"Dance isn't for everyone."
This may as well be a mantra in the dance world. We have become entrenched in the Darwinian notion that the emotionally weak will be weeded out. There is no room for them anyway.
In his final bow at New York City Ballet, during what should have been a heroic conclusion to a celebrated ballet career, Robert Fairchild slipped and fell. His reaction? To lie down flat on his back like he meant to do it. Then start cracking up at himself.
"He's such a ham," says his sister Megan Fairchild, with a laugh. "He's really good at selling whatever his body is doing that day. He'll turn a moment that I would totally go home and cry about into something where the audience is like, 'That's the most amazing thing ever!' "
New York City Ballet continues its first year without Peter Martins at the helm as our spring season opens tonight.
When he retired at the start of the new year, we plunged headfirst into unknown, murky waters. Who would the new director be? When would we know? Would we dancers get some say in the decision? Who would oversee the Balanchine ballets? Who would be in charge of casting? Would a new director bring along huge upheaval? Could some of us be out of a job?
In the world of ballet, Arcadian Broad is a one-stop shop: He'll come up with a story, compose its music, choreograph the movement and dance it himself. But then Broad has always been a master of versatility. As a teenager he juggled school, dance and—after the departure of his father—financial responsibility. It was Broad's income from dancing that kept his family afloat. Fast-forward six years and things are far more stable. Broad now lives on his own in an apartment, but you can usually find him in the studio.
Bales of hay, black umbrellas, bicycles—this Midsummer Night's Dream would be unrecognizable to the Bard. Alexander Ekman's full-length, inspired by Scandinavian solstice traditions and set to music by Mikael Karlsson, is a madcap celebration of the longest day of the year, when the veil between our world and that of the supernatural is said to be at its thinnest. The Joffrey Ballet's performances mark the seductively surreal work's North American premiere. April 25–May 6. joffrey.org.
"There's an ancient energy in Fana's movement, a deep and trusted knowing," says Jeff, director of the Chicago-based Deeply Rooted Dance Theater. "Because I witnessed the raw humanity of his dancer's souls, I wanted my dancers to have that experience."
Growing up in a family-owned dance studio in Missouri had its perks for tap dancer Anthony Russo. But it also earned him constant taunting, especially in high school.
"There was a junior in my sophomore year health class who was absolutely relentless," he says. "I'd get tripped on my way to the front of the classroom and he'd say, 'Watch out, twinkle toes.' If I raised my hand and answered a question incorrectly, I'd hear a patronizing 'Nice one, Bojangles.' "
Choreographer Sergio Trujillo asked the women auditioning for ensemble roles in his newest musical to arrive in guys' clothing—"men's suits, or blazers and ties," he says.

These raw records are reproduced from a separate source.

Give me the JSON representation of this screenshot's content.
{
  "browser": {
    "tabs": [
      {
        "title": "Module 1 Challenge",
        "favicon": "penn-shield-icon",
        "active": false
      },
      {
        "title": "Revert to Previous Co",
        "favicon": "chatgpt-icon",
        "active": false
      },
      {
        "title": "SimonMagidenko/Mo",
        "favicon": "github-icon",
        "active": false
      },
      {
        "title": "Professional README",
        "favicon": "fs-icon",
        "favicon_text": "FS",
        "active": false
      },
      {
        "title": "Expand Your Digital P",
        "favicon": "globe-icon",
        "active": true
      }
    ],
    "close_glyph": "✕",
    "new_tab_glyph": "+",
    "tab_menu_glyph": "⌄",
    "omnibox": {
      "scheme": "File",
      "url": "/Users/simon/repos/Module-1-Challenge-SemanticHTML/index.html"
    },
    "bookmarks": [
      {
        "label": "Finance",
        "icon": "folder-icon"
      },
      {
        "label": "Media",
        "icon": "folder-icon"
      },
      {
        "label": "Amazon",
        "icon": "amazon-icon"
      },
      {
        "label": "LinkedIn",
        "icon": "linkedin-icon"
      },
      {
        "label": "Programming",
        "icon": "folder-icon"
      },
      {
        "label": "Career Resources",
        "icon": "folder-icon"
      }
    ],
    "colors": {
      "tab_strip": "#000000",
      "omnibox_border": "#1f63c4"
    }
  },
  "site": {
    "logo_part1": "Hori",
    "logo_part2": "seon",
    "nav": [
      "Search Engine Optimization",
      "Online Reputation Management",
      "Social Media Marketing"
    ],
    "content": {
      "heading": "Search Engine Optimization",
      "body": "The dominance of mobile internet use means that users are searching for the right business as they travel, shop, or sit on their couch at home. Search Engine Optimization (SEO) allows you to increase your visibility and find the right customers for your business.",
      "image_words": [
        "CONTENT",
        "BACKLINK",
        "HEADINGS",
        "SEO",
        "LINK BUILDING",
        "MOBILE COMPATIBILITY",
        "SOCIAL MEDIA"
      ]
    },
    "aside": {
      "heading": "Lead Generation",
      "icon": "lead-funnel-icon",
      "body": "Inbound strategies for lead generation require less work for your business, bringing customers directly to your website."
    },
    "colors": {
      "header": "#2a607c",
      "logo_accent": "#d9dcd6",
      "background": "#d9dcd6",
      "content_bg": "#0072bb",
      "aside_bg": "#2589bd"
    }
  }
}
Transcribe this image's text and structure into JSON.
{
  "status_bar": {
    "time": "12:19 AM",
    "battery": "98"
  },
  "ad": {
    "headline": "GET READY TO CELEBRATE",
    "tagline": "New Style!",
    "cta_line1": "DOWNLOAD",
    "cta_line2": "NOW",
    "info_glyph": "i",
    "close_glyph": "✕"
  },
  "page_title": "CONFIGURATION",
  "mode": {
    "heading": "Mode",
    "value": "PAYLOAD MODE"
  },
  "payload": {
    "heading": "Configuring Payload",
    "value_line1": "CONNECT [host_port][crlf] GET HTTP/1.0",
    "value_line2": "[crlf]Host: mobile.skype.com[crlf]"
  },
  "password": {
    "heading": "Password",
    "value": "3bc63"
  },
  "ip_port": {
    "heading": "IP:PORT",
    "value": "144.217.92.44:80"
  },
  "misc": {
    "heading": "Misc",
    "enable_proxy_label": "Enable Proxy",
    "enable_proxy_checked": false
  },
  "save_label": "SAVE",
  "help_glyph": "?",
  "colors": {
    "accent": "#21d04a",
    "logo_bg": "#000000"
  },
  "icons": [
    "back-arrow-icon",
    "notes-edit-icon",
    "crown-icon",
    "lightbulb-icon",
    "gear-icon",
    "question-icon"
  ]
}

He wasn't being kinky or whimsical. The entire ensemble of Summer: The Donna Summer Musical is female, playing men and women interchangeably as they unfold the history of the chart-busting, Grammy-winning, indisputable Queen of Disco.